- _Aim of the exercise_
Answer with one number only: how many lines in this material contain the word "Room"?
==== Data for this task
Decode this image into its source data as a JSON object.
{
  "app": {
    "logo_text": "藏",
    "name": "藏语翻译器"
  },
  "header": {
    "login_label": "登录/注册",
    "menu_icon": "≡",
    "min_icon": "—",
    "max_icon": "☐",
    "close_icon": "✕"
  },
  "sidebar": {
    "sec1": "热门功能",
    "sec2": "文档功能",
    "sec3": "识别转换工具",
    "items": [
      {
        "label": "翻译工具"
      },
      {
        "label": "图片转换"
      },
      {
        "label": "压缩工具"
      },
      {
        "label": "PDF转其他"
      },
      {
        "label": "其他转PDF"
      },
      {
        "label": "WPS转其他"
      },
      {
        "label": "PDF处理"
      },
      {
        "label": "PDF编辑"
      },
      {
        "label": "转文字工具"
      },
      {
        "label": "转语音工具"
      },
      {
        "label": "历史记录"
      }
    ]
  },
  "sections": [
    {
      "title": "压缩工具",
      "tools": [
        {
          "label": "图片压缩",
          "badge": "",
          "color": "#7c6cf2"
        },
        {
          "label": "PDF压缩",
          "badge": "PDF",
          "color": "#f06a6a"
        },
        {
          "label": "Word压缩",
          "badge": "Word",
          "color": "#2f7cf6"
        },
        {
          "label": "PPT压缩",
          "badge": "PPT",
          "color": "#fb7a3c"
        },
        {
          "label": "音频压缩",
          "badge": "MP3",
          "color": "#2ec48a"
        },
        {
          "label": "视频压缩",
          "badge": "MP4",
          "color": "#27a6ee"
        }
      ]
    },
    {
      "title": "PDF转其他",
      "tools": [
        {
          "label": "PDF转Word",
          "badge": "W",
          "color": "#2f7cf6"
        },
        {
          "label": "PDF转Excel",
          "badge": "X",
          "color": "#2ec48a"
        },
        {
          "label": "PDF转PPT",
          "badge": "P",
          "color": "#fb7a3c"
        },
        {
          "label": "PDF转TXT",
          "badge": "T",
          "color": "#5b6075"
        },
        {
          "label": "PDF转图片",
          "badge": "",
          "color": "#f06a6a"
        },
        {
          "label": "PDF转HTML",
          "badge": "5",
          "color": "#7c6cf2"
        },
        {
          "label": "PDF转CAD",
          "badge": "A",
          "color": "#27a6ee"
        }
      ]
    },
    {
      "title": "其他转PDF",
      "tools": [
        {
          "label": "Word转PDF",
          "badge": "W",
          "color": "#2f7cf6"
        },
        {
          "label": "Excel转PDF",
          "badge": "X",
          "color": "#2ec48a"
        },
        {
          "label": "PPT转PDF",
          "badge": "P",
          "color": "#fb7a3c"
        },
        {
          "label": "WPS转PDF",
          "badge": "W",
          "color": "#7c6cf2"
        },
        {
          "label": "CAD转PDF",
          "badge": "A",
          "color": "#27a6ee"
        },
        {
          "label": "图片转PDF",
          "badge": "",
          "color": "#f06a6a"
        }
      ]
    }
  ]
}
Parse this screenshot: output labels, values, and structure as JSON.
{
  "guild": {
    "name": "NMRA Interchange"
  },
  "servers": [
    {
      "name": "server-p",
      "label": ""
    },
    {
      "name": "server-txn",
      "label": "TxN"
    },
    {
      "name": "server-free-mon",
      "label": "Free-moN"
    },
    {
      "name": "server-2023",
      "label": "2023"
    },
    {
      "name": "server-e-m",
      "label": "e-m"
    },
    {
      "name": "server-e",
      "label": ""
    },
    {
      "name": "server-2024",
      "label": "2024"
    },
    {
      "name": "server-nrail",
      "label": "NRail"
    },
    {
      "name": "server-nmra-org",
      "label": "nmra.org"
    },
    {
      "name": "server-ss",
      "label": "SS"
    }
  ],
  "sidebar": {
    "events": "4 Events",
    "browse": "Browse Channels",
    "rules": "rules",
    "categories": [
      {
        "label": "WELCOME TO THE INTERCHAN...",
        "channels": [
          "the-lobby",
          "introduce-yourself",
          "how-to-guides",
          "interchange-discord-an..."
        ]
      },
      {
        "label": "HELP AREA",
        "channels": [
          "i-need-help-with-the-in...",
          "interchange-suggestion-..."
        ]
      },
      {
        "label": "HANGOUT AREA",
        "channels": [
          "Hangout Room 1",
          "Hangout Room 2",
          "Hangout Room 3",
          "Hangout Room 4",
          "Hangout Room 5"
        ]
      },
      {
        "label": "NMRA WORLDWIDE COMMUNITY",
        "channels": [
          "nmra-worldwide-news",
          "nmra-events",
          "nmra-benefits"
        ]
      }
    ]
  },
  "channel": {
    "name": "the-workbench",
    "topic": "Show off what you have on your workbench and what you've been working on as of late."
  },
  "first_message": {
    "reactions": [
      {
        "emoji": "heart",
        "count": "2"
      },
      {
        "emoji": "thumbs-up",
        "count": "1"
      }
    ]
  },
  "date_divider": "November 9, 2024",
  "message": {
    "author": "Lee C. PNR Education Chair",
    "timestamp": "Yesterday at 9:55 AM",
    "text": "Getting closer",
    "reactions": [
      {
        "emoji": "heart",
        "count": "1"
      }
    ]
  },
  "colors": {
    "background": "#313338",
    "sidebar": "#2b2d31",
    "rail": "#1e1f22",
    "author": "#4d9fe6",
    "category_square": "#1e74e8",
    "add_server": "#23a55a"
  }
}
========
- _Response area_
5